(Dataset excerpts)
######
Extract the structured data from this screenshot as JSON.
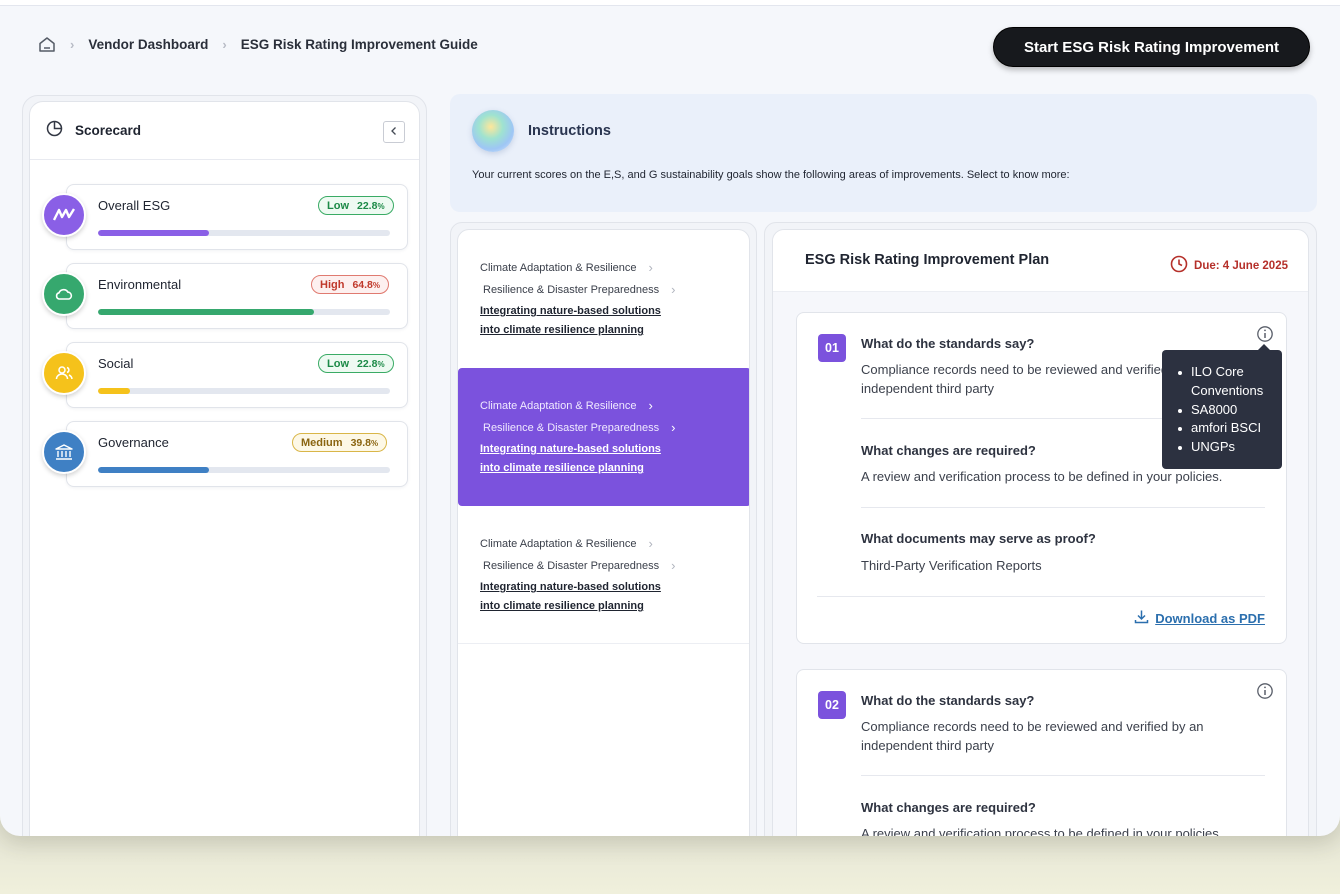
{
  "breadcrumb": {
    "home_icon": "home-icon",
    "items": [
      "Vendor Dashboard",
      "ESG Risk Rating Improvement Guide"
    ],
    "separator": ">"
  },
  "header": {
    "start_button": "Start ESG Risk Rating Improvement"
  },
  "scorecard": {
    "title": "Scorecard",
    "metrics": [
      {
        "name": "Overall ESG",
        "level": "Low",
        "percent": "22.8",
        "unit": "%",
        "value": 0.38,
        "color": "#8a5fe6",
        "icon": "waves-icon"
      },
      {
        "name": "Environmental",
        "level": "High",
        "percent": "64.8",
        "unit": "%",
        "value": 0.74,
        "color": "#36a86e",
        "icon": "cloud-icon"
      },
      {
        "name": "Social",
        "level": "Low",
        "percent": "22.8",
        "unit": "%",
        "value": 0.11,
        "color": "#f5c21b",
        "icon": "people-icon"
      },
      {
        "name": "Governance",
        "level": "Medium",
        "percent": "39.8",
        "unit": "%",
        "value": 0.38,
        "color": "#3f80c4",
        "icon": "bank-icon"
      }
    ]
  },
  "instructions": {
    "title": "Instructions",
    "text": "Your current scores on the E,S, and G sustainability goals show the following areas of improvements. Select to know more:"
  },
  "topics": [
    {
      "category": "Climate Adaptation & Resilience",
      "subcategory": "Resilience & Disaster Preparedness",
      "title_line1": "Integrating nature-based solutions",
      "title_line2": "into climate resilience planning",
      "selected": false
    },
    {
      "category": "Climate Adaptation & Resilience",
      "subcategory": "Resilience & Disaster Preparedness",
      "title_line1": "Integrating nature-based solutions",
      "title_line2": "into climate resilience planning",
      "selected": true
    },
    {
      "category": "Climate Adaptation & Resilience",
      "subcategory": "Resilience & Disaster Preparedness",
      "title_line1": "Integrating nature-based solutions",
      "title_line2": "into climate resilience planning",
      "selected": false
    }
  ],
  "plan": {
    "title": "ESG Risk Rating Improvement Plan",
    "due": "Due: 4 June 2025",
    "steps": [
      {
        "number": "01",
        "q1": "What do the standards say?",
        "a1_line1": "Compliance records need to be reviewed and verified by an",
        "a1_line2": "independent third party",
        "q2": "What changes are required?",
        "a2": "A review and verification process to be defined in your policies.",
        "q3": "What documents may serve as proof?",
        "a3": "Third-Party Verification Reports",
        "download": "Download as PDF"
      },
      {
        "number": "02",
        "q1": "What do the standards say?",
        "a1_line1": "Compliance records need to be reviewed and verified by an",
        "a1_line2": "independent third party",
        "q2": "What changes are required?",
        "a2": "A review and verification process to be defined in your policies."
      }
    ]
  },
  "tooltip": {
    "items": [
      "ILO Core",
      "Conventions",
      "SA8000",
      "amfori BSCI",
      "UNGPs"
    ]
  }
}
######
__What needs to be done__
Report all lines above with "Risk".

__Solution for this exercise__
      "ESG Risk Rating Improvement Guide"
    "start_button": "Start ESG Risk Rating Improvement"
    "title": "ESG Risk Rating Improvement Plan",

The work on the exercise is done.